What this is: Audiences can be segmented by certain “types” of shoppers, such as Deal Seekers, Luxury Shoppers or Online Buyers.
How it’s used: Shopping data (as described above) is useful, but for certain products it can be even more helpful to target certain types of shoppers with specific messages and products. Deal Seeker campaigns are used to target shoppers who scour the web looking for the best deal, and therefore respond well to sales, discounts or promotions. Luxury Shopper campaigns can be used to put a high-end brand in the mind of someone who values premium products. Because the decision process to buy luxury goods takes longer, luxury brands invest in a lot of higher-funnel branding, rather than fixate only on short term sales. Someone who is advertised a high-end vehicle will most likely not purchase it today, but it will stay in their minds when they do look for a luxury vehicle years later.
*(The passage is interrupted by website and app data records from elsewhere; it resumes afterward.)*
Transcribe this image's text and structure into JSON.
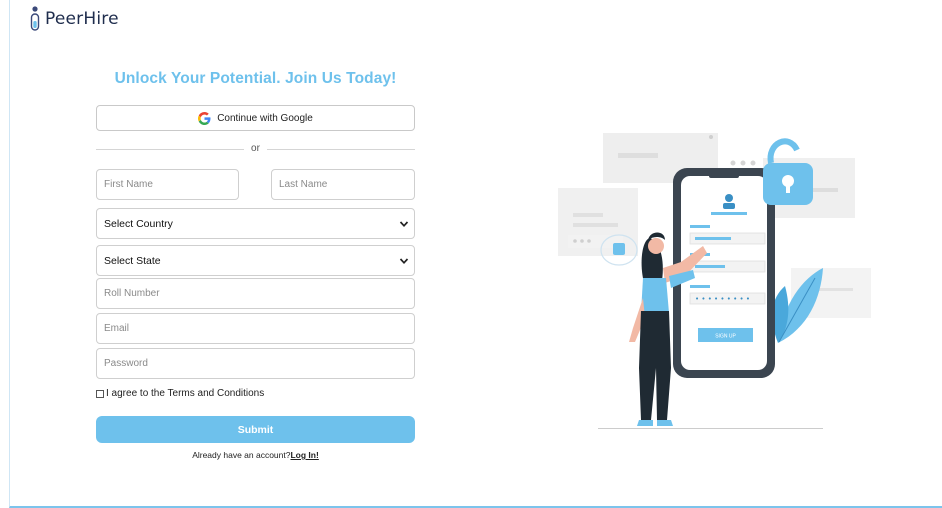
{
  "brand": {
    "name": "PeerHire"
  },
  "form": {
    "heading": "Unlock Your Potential. Join Us Today!",
    "google_button": "Continue with Google",
    "divider_text": "or",
    "first_name_placeholder": "First Name",
    "last_name_placeholder": "Last Name",
    "country_select": "Select Country",
    "state_select": "Select State",
    "roll_number_placeholder": "Roll Number",
    "email_placeholder": "Email",
    "password_placeholder": "Password",
    "terms_label": "I agree to the Terms and Conditions",
    "submit_label": "Submit",
    "login_prompt": "Already have an account?",
    "login_link": "Log In!"
  },
  "illustration": {
    "button_text": "SIGN UP"
  },
  "colors": {
    "accent": "#6ec1ec",
    "brand_text": "#1f2d4d"
  }
}
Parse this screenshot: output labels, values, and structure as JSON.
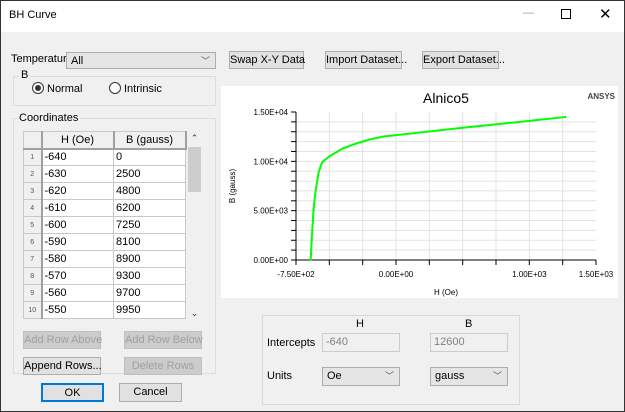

What this is: Affinity-based marketing can be used to target people who are interested in a specific brand, maybe a competitor with similar product offerings.
How it’s used: Targeting based on brand affinity can be used for conquesting, to associate your brand with other similar brands, or to overtake and disrupt a rival brand’s messaging. A wristwatch brand may want to advertise to their competitor’s audience with advertisements highlighting their products unique features, such as a higher karat gold band or a sapphire crystal cover. Additionally, they may advertise to people interested in brands who sell different products but share the same aesthetic, such as a whiskey company with a similar market audience.
What this is: Lifestyle segments represent the hobbies, interests and way of life of their audience, for example the Fashion Insider, Household CEO, Tech Enthusiast, Fitness Buff or Gear Head. The segments can be put together as an aggregate of behavior, including multiple past purchases over time, demographics and content consumed.
How it’s used: Lifestyle segments tend to have an affinity for purchasing a certain type of product, so they can be especially valuable for new product launches or services which fall into the categories they’re interested in. For example, Apple might promote its new iPhone to Tech Enthusiasts or Early Adopters who are interested in the latest technology. This is where brands will find their advocates and trendsetters.
There are a wide variety of ways to segment an audience and target consumers for specific types of campaigns. There is no single segment that is “perfect” for all campaigns, you’ll need to work with your data provider or media partner to figure out the most effective way to go about targeting your best customers, depending on your campaign goals and specific KPIs.
Don’t hesitate to reach out if you’re curious about the different types of audiences that can be segmented and targeted to fit your campaigns.